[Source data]
****************

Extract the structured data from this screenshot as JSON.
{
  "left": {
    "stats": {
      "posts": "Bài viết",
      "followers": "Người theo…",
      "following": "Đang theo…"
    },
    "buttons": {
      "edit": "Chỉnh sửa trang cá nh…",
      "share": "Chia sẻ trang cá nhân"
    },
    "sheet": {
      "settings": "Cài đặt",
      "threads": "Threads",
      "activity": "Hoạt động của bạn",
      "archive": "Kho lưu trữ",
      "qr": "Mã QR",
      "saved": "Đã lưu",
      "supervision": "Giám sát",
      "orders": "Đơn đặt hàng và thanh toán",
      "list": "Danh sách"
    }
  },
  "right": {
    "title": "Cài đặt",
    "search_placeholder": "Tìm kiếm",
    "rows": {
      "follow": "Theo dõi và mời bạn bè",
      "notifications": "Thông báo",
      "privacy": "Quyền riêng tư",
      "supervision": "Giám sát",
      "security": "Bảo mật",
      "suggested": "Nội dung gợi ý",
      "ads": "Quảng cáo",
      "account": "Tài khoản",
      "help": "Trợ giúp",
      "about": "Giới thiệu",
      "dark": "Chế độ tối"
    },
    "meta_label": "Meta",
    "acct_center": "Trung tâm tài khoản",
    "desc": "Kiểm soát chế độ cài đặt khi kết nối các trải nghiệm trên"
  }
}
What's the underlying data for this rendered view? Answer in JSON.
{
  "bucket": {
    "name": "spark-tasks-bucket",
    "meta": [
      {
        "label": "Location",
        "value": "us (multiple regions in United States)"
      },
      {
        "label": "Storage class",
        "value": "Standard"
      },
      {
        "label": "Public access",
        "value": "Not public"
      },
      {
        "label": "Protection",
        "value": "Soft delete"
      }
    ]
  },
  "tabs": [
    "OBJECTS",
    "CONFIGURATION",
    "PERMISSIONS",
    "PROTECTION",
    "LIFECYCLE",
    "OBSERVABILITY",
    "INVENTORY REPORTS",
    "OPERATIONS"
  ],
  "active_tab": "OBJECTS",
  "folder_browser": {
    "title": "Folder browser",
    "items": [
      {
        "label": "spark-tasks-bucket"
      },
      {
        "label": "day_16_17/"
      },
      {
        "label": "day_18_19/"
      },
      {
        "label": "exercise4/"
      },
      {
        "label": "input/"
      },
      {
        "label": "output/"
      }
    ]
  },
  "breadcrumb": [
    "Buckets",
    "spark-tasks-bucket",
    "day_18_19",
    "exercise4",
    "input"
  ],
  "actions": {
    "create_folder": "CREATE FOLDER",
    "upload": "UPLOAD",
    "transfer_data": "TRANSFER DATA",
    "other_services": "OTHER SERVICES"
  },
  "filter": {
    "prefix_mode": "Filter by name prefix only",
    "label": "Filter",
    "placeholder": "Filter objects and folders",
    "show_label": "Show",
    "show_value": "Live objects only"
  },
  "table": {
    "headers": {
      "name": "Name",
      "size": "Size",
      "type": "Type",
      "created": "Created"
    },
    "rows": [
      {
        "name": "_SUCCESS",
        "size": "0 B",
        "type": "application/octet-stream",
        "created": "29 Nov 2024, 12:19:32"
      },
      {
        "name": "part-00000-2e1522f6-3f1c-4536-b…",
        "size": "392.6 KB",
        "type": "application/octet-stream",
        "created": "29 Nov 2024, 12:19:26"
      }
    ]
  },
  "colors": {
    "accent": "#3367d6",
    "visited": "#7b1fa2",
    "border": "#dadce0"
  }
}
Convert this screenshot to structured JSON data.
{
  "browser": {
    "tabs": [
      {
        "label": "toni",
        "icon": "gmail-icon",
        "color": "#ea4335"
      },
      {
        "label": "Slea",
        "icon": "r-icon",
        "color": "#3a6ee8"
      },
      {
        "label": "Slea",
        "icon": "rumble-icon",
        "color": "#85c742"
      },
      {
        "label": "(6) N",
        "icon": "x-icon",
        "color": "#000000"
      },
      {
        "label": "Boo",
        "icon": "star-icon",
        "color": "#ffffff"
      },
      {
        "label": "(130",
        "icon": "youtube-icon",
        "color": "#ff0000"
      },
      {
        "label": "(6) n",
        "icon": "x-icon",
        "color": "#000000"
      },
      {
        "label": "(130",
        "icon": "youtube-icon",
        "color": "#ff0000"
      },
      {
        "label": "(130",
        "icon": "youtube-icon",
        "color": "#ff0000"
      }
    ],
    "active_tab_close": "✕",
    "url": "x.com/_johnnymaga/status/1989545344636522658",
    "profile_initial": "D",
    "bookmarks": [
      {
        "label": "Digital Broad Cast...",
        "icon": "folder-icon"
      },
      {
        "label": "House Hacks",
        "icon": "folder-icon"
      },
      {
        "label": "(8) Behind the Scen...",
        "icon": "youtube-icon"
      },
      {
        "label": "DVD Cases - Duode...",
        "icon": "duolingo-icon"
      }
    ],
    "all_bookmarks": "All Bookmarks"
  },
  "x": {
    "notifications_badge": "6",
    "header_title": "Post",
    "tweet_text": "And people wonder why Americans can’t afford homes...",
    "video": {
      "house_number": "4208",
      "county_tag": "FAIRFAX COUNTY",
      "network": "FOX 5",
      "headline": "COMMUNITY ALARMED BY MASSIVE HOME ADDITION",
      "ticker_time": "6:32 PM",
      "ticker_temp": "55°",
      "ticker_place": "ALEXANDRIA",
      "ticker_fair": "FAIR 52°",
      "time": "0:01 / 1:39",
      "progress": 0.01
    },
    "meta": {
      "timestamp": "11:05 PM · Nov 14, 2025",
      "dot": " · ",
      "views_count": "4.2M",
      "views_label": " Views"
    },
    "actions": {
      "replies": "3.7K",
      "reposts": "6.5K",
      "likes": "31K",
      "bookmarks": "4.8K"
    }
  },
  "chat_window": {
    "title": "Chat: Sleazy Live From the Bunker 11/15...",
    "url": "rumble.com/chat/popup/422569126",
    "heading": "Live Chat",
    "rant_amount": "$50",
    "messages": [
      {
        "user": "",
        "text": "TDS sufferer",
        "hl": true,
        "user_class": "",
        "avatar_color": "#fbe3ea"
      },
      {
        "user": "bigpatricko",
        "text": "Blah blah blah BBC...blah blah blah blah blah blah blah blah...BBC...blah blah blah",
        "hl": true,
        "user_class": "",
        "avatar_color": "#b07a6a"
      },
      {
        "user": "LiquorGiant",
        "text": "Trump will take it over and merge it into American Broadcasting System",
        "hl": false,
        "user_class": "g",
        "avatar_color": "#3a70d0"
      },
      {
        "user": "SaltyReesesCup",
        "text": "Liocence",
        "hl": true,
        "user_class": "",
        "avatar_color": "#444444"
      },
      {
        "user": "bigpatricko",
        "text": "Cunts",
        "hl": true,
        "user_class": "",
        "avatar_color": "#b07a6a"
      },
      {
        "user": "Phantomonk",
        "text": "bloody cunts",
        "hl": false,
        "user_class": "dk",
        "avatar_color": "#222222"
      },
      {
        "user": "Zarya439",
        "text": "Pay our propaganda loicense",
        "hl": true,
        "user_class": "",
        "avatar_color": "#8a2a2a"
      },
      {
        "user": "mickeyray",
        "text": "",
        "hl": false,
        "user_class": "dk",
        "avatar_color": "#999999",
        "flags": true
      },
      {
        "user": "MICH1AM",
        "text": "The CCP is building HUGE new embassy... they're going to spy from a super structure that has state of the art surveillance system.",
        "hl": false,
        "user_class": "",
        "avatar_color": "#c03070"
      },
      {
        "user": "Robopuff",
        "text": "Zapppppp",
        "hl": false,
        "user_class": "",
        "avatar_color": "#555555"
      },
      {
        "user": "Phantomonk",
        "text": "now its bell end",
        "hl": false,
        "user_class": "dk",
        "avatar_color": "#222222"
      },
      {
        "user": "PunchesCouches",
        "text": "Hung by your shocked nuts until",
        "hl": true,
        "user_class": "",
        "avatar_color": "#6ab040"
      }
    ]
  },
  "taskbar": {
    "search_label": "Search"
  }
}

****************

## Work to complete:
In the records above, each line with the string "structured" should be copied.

## Response:
Extract the structured data from this screenshot as JSON.
Convert this screenshot to structured JSON data.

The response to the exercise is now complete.